Founder of Kore Directive, Sierra Burgess-Yeo. All photos by Elizabeth Hotson.
LONDON—“You wouldn’t get Avril Lavigne on the speakers if men were doing the music.”
That observation made by one of the attendees at Kore Directive’s launch party may or may not be strictly accurate (the internet reveals that Avril has a significant male fanbase), but women were definitely in control at the organization’s inaugural event this November. Held at Volcano Coffee Works in Brixton, South London, the idea behind the Kore Directive is to give women a chance to network, build up skills, and get a sense of belonging in what can feel like a male-dominated industry.
Georgina Borton is the manager of cafe Iris & June in Victoria, central London.
“I’ve only been in coffee for two years and when I started I found it very difficult to meet other women in the industry,” she says.
Borton is currently working on her AST qualifications to become an Authorized SCA Trainer, which she hopes might help to redress a widely held perception of gender imbalance in the higher echelons of the coffee world.
“I was trained by a man and lot of people training with me were men and it could be intimidating,” she says. “But this kind of event helps; it’s supportive, you see familiar faces and share experiences.”

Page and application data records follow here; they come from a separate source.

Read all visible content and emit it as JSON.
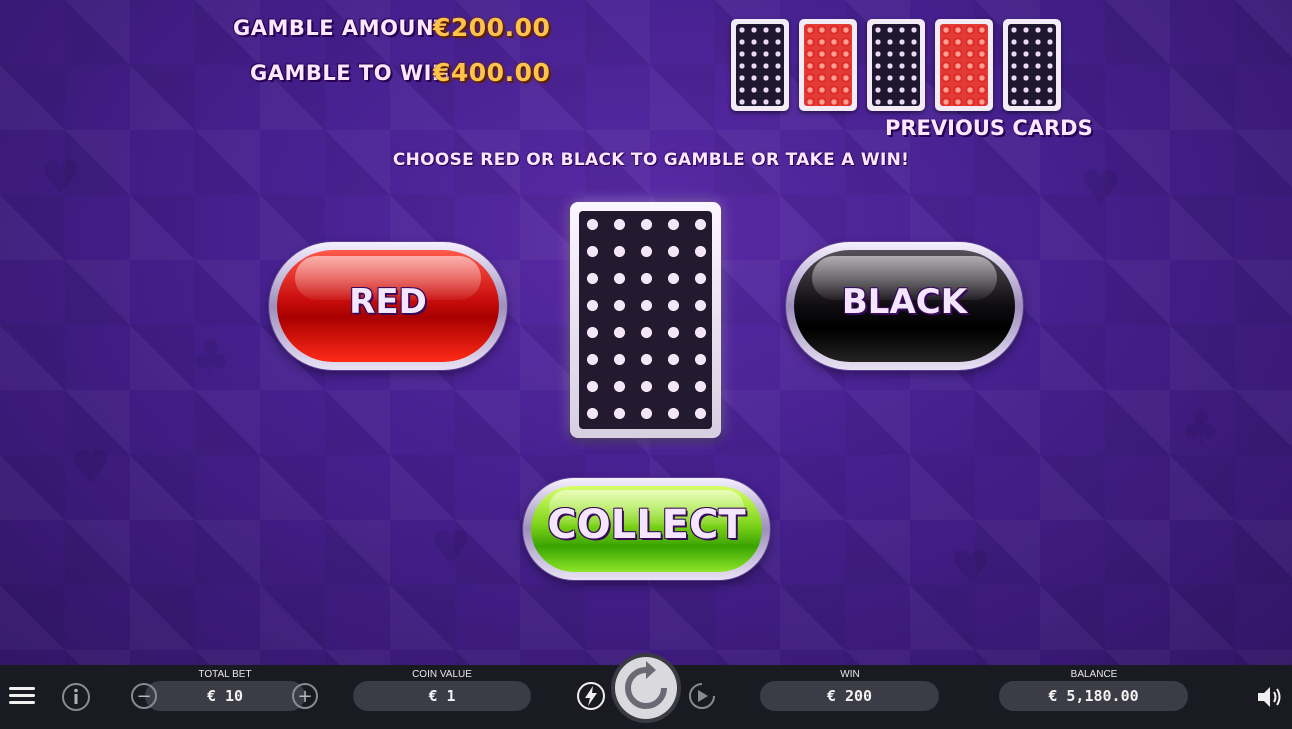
{
  "header": {
    "gamble_amount_label": "GAMBLE AMOUNT",
    "gamble_amount_value": "€200.00",
    "gamble_to_win_label": "GAMBLE TO WIN",
    "gamble_to_win_value": "€400.00"
  },
  "previous_cards": {
    "label": "PREVIOUS CARDS",
    "cards": [
      "black",
      "red",
      "black",
      "red",
      "black"
    ]
  },
  "instruction": "CHOOSE RED OR BLACK TO GAMBLE OR TAKE A WIN!",
  "buttons": {
    "red": "RED",
    "black": "BLACK",
    "collect": "COLLECT"
  },
  "bottom_bar": {
    "total_bet_label": "TOTAL BET",
    "total_bet_value": "€ 10",
    "coin_value_label": "COIN VALUE",
    "coin_value_value": "€ 1",
    "win_label": "WIN",
    "win_value": "€ 200",
    "balance_label": "BALANCE",
    "balance_value": "€ 5,180.00"
  },
  "colors": {
    "background": "#45208e",
    "amount": "#ffc24a",
    "red_button": "#c80d0d",
    "black_button": "#0e0c10",
    "collect_button": "#7ed41a",
    "bar": "#1a1a22"
  },
  "icons": [
    "menu-icon",
    "info-icon",
    "minus-icon",
    "plus-icon",
    "turbo-icon",
    "spin-icon",
    "autoplay-icon",
    "sound-icon"
  ]
}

Pollyanna Ward has just started a monthly coffee subscription service and found the Kore event on Instagram.
“When you think of roasters it’s normally a tattooed hipster guy wearing an apron,” she says.
And then Ward discovered roasters Girls Who Grind on Instagram. Something clicked, and she signed up to the Kore event.
“I’m surprised about how many people here,” she says. “It’s refreshing.”
Ward doesn’t necessarily agree that there are fewer women in
“People aren’t shouting about women,” she says. “They’re there but they’re not as prominent. When you look at latte art for example, it’s very male-dominated.”
Justine Prain is Manager Director of coffee equipment suppliers Brewed by Hand, which sponsored the event by providing equipment and training. She says that gender representation seems to differ depending on where people are in their careers.
“You often see a mix behind the counter but when you see who’s running companies, roasting, buying, as you get further up the ladder or branch out from more customer-facing roles you don’t see as many women,” she says. “I wonder whether this is partly because people who’ve grown their own brands have come through the competition network.”
This said, Prain is optimistic about progressing via the competition structure, adding, “We’ve just had our first female world barista champion—Agnieszka Rojewska from Poland—so that’s a big change.”
And it’s a change Prain wants to encourage, not necessarily just in competitions but across the board.
“Roles like roasting, buying, sales
It’s this kind of opportunity that excites barista Kerri McCarton who’s looking ahead to a career in coffee.
“I’m especially interested in global supply chains and in the
Aashifa Hussain, head barista at Vagabond in north London and head of coffee at Kore, is also quietly optimistic.
“I didn’t know what to expect from tonight, normally in this kind of situation I try to keep my expectations minimal,” she says. “But it’s been great, especially in terms of the coffee we were sent for the cuppings. Extract, Tate, and several other top roasters supplied us with
After a stimulating evening (fueled in part by some blinding espresso martinis), the evening drew to a close. I finally grab a word with the woman of the hour, Sierra Burgess-Yeo, Kore Directive’s founder. How does she rate the night?
“It feels more chilled out in reality than it was in my head, everyone’s chatting to each other, which is how it should be,” she says. “Obviously it’s early days and we’re still gaining traction and recognition but there were around seventy people here tonight which is great.”
Not everything’s gone to plan, but Burgess-Yeo is philosophical about it.
“We had wanted to start a series of roasting workshops,” she explains. “That fell through, so we need another sponsor and host, but looking around this evening at the support we’ve had, it shouldn’t be too hard.”
2019 looks set to be a big year for Kore, starting with a no-waste latte art competition, sponsored by oat milk producers, Oatly.
“The idea is for the undrunk lattes to be turned into vegan white Russians,” says Burgess-Yeo. “We’ll add Kahlua and shake everything back up.”
Which seems a fitting philosophy for the Kore Directive.